Drive time from metro Atlanta: Approximately two hours

Campgrounds are first-come, first-serve.

Here are the best star-gazing locations to catch the Perseid meteor shower in or near the nation’s other biggest cities, according to Active Junky:

Chicago, Illinois

Indiana Dunes State Park

Silver Springs State Park

Headlands International Dark Sky Park in Mackinaw City, Michigan

Houston, Texas

Brazo Bend State Park

Sam Houston National Forest

Houston Museum of Natural Science

Los Angeles, California

Angeles National Forest

Santa Monica Mountains

Topanga State Park

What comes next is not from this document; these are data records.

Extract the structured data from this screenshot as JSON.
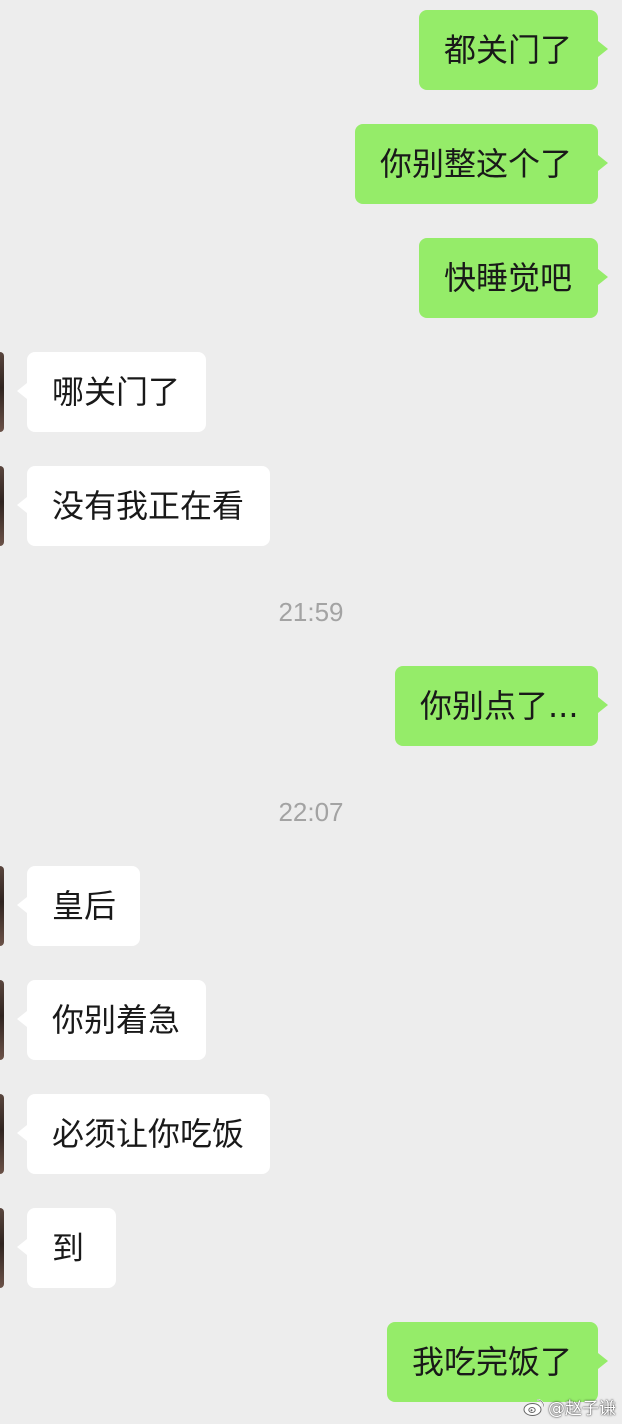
{
  "colors": {
    "background": "#ededed",
    "outgoing_bubble": "#95ec69",
    "incoming_bubble": "#ffffff",
    "message_text": "#191919",
    "timestamp_text": "#a3a3a3"
  },
  "conversation": [
    {
      "outgoing": "都关门了"
    },
    {
      "outgoing": "你别整这个了"
    },
    {
      "outgoing": "快睡觉吧"
    },
    {
      "incoming": "哪关门了"
    },
    {
      "incoming": "没有我正在看"
    },
    {
      "time": "21:59"
    },
    {
      "outgoing": "你别点了..."
    },
    {
      "time": "22:07"
    },
    {
      "incoming": "皇后"
    },
    {
      "incoming": "你别着急"
    },
    {
      "incoming": "必须让你吃饭"
    },
    {
      "incoming": "到"
    },
    {
      "outgoing": "我吃完饭了"
    }
  ],
  "watermark": {
    "icon": "weibo-logo-icon",
    "text": "@赵子谦"
  }
}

Malibu Creek State Park

Miami, Florida

Everglades National Park

LaBelle, Florida

Lorida, Florida (Kissimmee River public area)

New York, New York

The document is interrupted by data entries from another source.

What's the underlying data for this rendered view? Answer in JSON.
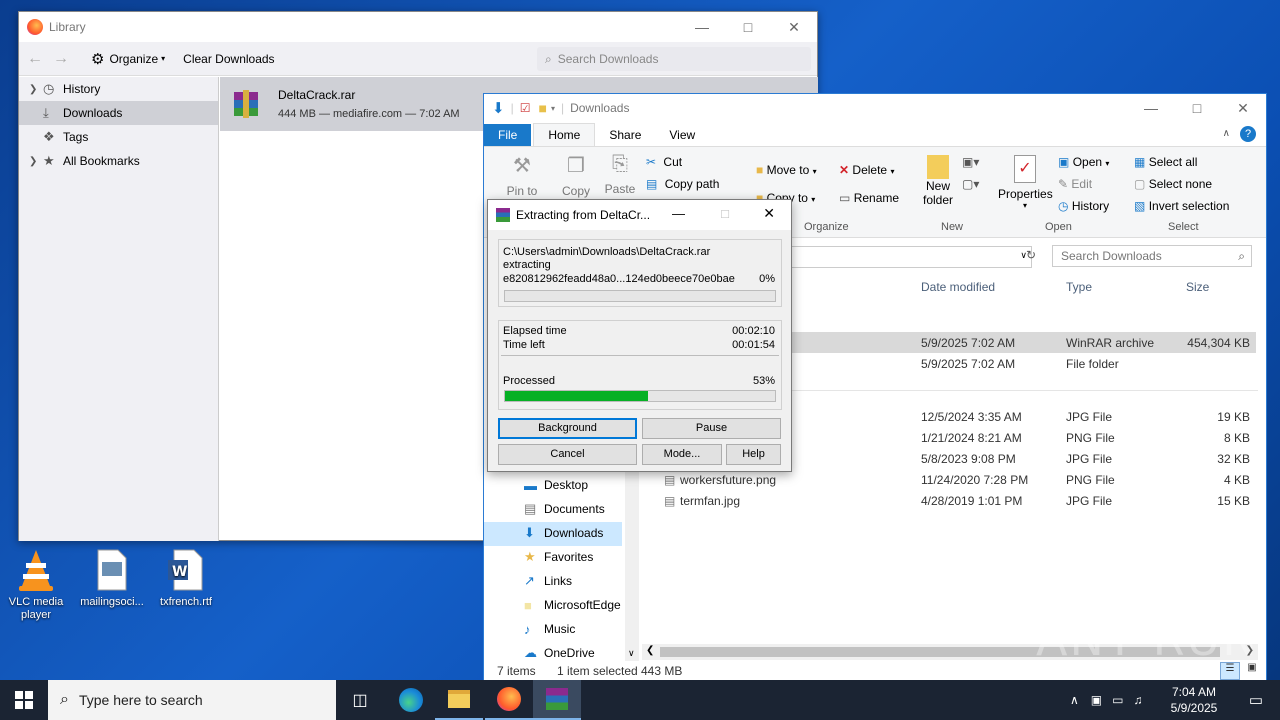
{
  "desktop": {
    "icons": [
      {
        "label": "VLC media player"
      },
      {
        "label": "mailingsoci..."
      },
      {
        "label": "txfrench.rtf"
      }
    ]
  },
  "library": {
    "title": "Library",
    "toolbar": {
      "organize": "Organize",
      "clear": "Clear Downloads",
      "search_placeholder": "Search Downloads"
    },
    "sidebar": [
      {
        "label": "History",
        "icon": "clock-icon",
        "selected": false,
        "expandable": true
      },
      {
        "label": "Downloads",
        "icon": "download-icon",
        "selected": true,
        "expandable": false
      },
      {
        "label": "Tags",
        "icon": "tag-icon",
        "selected": false,
        "expandable": false
      },
      {
        "label": "All Bookmarks",
        "icon": "star-icon",
        "selected": false,
        "expandable": true
      }
    ],
    "download": {
      "name": "DeltaCrack.rar",
      "meta": "444 MB — mediafire.com — 7:02 AM"
    }
  },
  "explorer": {
    "title": "Downloads",
    "tabs": [
      "File",
      "Home",
      "Share",
      "View"
    ],
    "ribbon": {
      "clipboard": {
        "pin": "Pin to Quick",
        "copy": "Copy",
        "paste": "Paste",
        "cut": "Cut",
        "copy_path": "Copy path"
      },
      "organize": {
        "label": "Organize",
        "move_to": "Move to",
        "copy_to": "Copy to",
        "delete": "Delete",
        "rename": "Rename"
      },
      "new": {
        "label": "New",
        "new_folder_1": "New",
        "new_folder_2": "folder"
      },
      "open": {
        "label": "Open",
        "properties": "Properties",
        "open": "Open",
        "edit": "Edit",
        "history": "History"
      },
      "select": {
        "label": "Select",
        "all": "Select all",
        "none": "Select none",
        "invert": "Invert selection"
      }
    },
    "search_placeholder": "Search Downloads",
    "columns": {
      "date": "Date modified",
      "type": "Type",
      "size": "Size"
    },
    "files": [
      {
        "name": "",
        "date": "5/9/2025 7:02 AM",
        "type": "WinRAR archive",
        "size": "454,304 KB",
        "selected": true
      },
      {
        "name": "",
        "date": "5/9/2025 7:02 AM",
        "type": "File folder",
        "size": "",
        "selected": false
      },
      {
        "name": "",
        "date": "12/5/2024 3:35 AM",
        "type": "JPG File",
        "size": "19 KB",
        "selected": false
      },
      {
        "name": "",
        "date": "1/21/2024 8:21 AM",
        "type": "PNG File",
        "size": "8 KB",
        "selected": false
      },
      {
        "name": "",
        "date": "5/8/2023 9:08 PM",
        "type": "JPG File",
        "size": "32 KB",
        "selected": false
      },
      {
        "name": "workersfuture.png",
        "date": "11/24/2020 7:28 PM",
        "type": "PNG File",
        "size": "4 KB",
        "selected": false
      },
      {
        "name": "termfan.jpg",
        "date": "4/28/2019 1:01 PM",
        "type": "JPG File",
        "size": "15 KB",
        "selected": false
      }
    ],
    "tree": [
      "Desktop",
      "Documents",
      "Downloads",
      "Favorites",
      "Links",
      "MicrosoftEdge",
      "Music",
      "OneDrive"
    ],
    "tree_selected": "Downloads",
    "status": {
      "items": "7 items",
      "selected": "1 item selected",
      "size": "443 MB"
    }
  },
  "extract": {
    "title": "Extracting from DeltaCr...",
    "path": "C:\\Users\\admin\\Downloads\\DeltaCrack.rar",
    "action": "extracting",
    "file": "e820812962feadd48a0...124ed0beece70e0bae",
    "file_percent": "0%",
    "file_progress": 0,
    "elapsed_label": "Elapsed time",
    "elapsed": "00:02:10",
    "left_label": "Time left",
    "left": "00:01:54",
    "processed_label": "Processed",
    "processed_percent": "53%",
    "processed_progress": 0.53,
    "buttons": {
      "background": "Background",
      "pause": "Pause",
      "cancel": "Cancel",
      "mode": "Mode...",
      "help": "Help"
    }
  },
  "taskbar": {
    "search_placeholder": "Type here to search",
    "time": "7:04 AM",
    "date": "5/9/2025"
  },
  "watermark": "ANY RUN"
}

Floyd Bennett Field in Brooklyn

Carl Schurz Park in the Upper East Side

Jamaica Bay on Ruffle Bar Island

Cedar Point County Park on Long Island 

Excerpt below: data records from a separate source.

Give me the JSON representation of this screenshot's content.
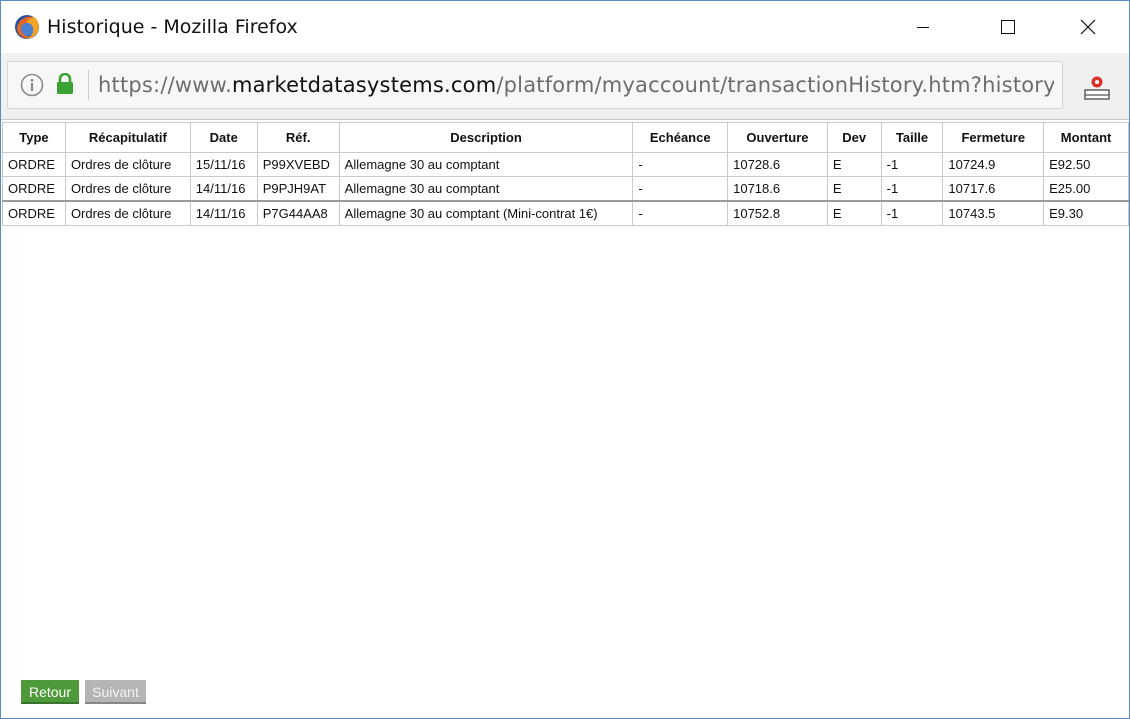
{
  "window": {
    "title": "Historique - Mozilla Firefox"
  },
  "urlbar": {
    "scheme": "https://www.",
    "domain": "marketdatasystems.com",
    "path": "/platform/myaccount/transactionHistory.htm?history"
  },
  "table": {
    "headers": [
      "Type",
      "Récapitulatif",
      "Date",
      "Réf.",
      "Description",
      "Echéance",
      "Ouverture",
      "Dev",
      "Taille",
      "Fermeture",
      "Montant"
    ],
    "rows": [
      [
        "ORDRE",
        "Ordres de clôture",
        "15/11/16",
        "P99XVEBD",
        "Allemagne 30 au comptant",
        "-",
        "10728.6",
        "E",
        "-1",
        "10724.9",
        "E92.50"
      ],
      [
        "ORDRE",
        "Ordres de clôture",
        "14/11/16",
        "P9PJH9AT",
        "Allemagne 30 au comptant",
        "-",
        "10718.6",
        "E",
        "-1",
        "10717.6",
        "E25.00"
      ],
      [
        "ORDRE",
        "Ordres de clôture",
        "14/11/16",
        "P7G44AA8",
        "Allemagne 30 au comptant (Mini-contrat 1€)",
        "-",
        "10752.8",
        "E",
        "-1",
        "10743.5",
        "E9.30"
      ]
    ]
  },
  "buttons": {
    "back": "Retour",
    "next": "Suivant"
  },
  "colors": {
    "back_button": "#4e9a3a",
    "next_button_disabled": "#b5b5b5",
    "lock_green": "#38a334"
  },
  "icons": [
    "firefox-logo",
    "info-icon",
    "lock-icon",
    "screenshot-icon",
    "minimize-icon",
    "maximize-icon",
    "close-icon"
  ]
}
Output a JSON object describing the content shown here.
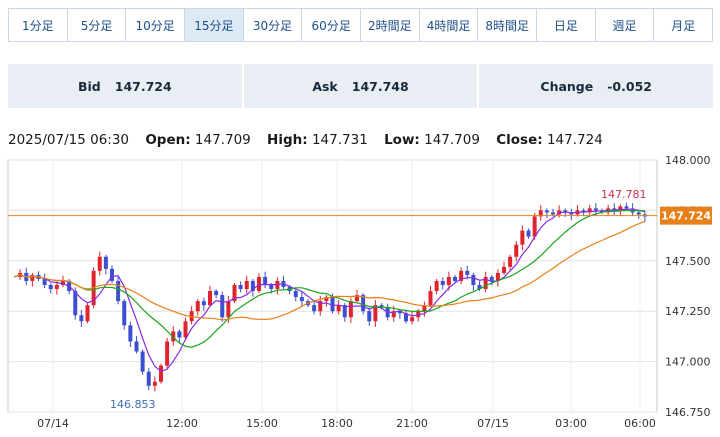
{
  "timeframes": [
    {
      "label": "1分足",
      "active": false
    },
    {
      "label": "5分足",
      "active": false
    },
    {
      "label": "10分足",
      "active": false
    },
    {
      "label": "15分足",
      "active": true
    },
    {
      "label": "30分足",
      "active": false
    },
    {
      "label": "60分足",
      "active": false
    },
    {
      "label": "2時間足",
      "active": false
    },
    {
      "label": "4時間足",
      "active": false
    },
    {
      "label": "8時間足",
      "active": false
    },
    {
      "label": "日足",
      "active": false
    },
    {
      "label": "週足",
      "active": false
    },
    {
      "label": "月足",
      "active": false
    }
  ],
  "quote": {
    "bid_label": "Bid",
    "bid": "147.724",
    "ask_label": "Ask",
    "ask": "147.748",
    "change_label": "Change",
    "change": "-0.052"
  },
  "ohlc": {
    "datetime": "2025/07/15 06:30",
    "open_label": "Open:",
    "open": "147.709",
    "high_label": "High:",
    "high": "147.731",
    "low_label": "Low:",
    "low": "147.709",
    "close_label": "Close:",
    "close": "147.724"
  },
  "colors": {
    "up": "#e0242e",
    "down": "#3b4fd0",
    "ma_short": "#8a2be2",
    "ma_mid": "#1aa61a",
    "ma_long": "#e8801a",
    "price_line": "#e8801a"
  },
  "chart_data": {
    "type": "candlestick",
    "ylim": [
      146.75,
      148.0
    ],
    "y_ticks": [
      "148.000",
      "147.750",
      "147.500",
      "147.250",
      "147.000",
      "146.750"
    ],
    "x_ticks": [
      "07/14",
      "12:00",
      "15:00",
      "18:00",
      "21:00",
      "07/15",
      "03:00",
      "06:00"
    ],
    "current_price": "147.724",
    "high_annotation": "147.781",
    "low_annotation": "146.853",
    "close_series": [
      147.42,
      147.44,
      147.4,
      147.43,
      147.41,
      147.38,
      147.36,
      147.38,
      147.4,
      147.35,
      147.23,
      147.2,
      147.28,
      147.45,
      147.52,
      147.46,
      147.4,
      147.3,
      147.18,
      147.1,
      147.05,
      146.95,
      146.88,
      146.9,
      146.98,
      147.1,
      147.15,
      147.12,
      147.2,
      147.25,
      147.3,
      147.28,
      147.35,
      147.33,
      147.22,
      147.3,
      147.38,
      147.36,
      147.4,
      147.35,
      147.42,
      147.38,
      147.36,
      147.4,
      147.37,
      147.35,
      147.32,
      147.3,
      147.28,
      147.25,
      147.3,
      147.32,
      147.25,
      147.28,
      147.22,
      147.3,
      147.33,
      147.25,
      147.2,
      147.28,
      147.27,
      147.22,
      147.25,
      147.24,
      147.2,
      147.22,
      147.25,
      147.28,
      147.35,
      147.4,
      147.38,
      147.42,
      147.4,
      147.45,
      147.43,
      147.38,
      147.36,
      147.42,
      147.4,
      147.44,
      147.47,
      147.52,
      147.58,
      147.65,
      147.62,
      147.72,
      147.75,
      147.74,
      147.73,
      147.75,
      147.74,
      147.73,
      147.75,
      147.74,
      147.76,
      147.75,
      147.74,
      147.76,
      147.75,
      147.77,
      147.76,
      147.74,
      147.73,
      147.72
    ]
  }
}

North-South Lake Campground

Philadelphia, Pennsylvania

French Creek State Park

Delaware Water Gap National Recreation Area

Cherry Spring State Park

Sproul State Forest

Hooversville, Pennsylvania

Phoenix, Arizona

Tres Rios Wetlands

Lake Pleasant

Sun Valley Parkway

Seattle, Washington

Dash Point State Park

Salt Water State Park

Kayak Point Park

Mary E. Theler Wetlands Nature Preserve

Washington, D.C.

Shenandoah National Park, Virginia

Greenbelt National Park

Burke Lake Park

Sky Meadow State Park


How to see the Perseid meteor shower

A Perseid meteor streaks across the sky early Tuesday near Rogers Spring in the Lake Mead National Recreation Area, Nev. The meteor display is known as the Perseid shower because it appears to radiate from the constellation Perseus in the northeastern sky, and is a result of Earth's orbit passing through debris from the comet Swift-Tuttle.
Photo: Ethan Miller / Getty Images

Dark and vast skies are essentially all you need to take in the sights of the Perseid meteor shower.

With peaks during overnight hours, you may also want to dress in warm clothes, bring a blanket or lawn chair to sit on, a snack and water and some bug spray.

If you want to watch the spectacle from the comfort of your bed, NASA also typically launches a UStream via their NASA TV channel.

Return to in August for updates about the Perseid meteor shower livestream.

» RELATED: The ultimate guide to the once-in-a-lifetime total solar eclipse this August

Support real journalism. Support local journalism. Subscribe to The Atlanta Journal-Constitution today. See offers.

Your subscription to the Atlanta Journal-Constitution funds in-depth reporting and investigations that keep you informed. Thank you for supporting real journalism.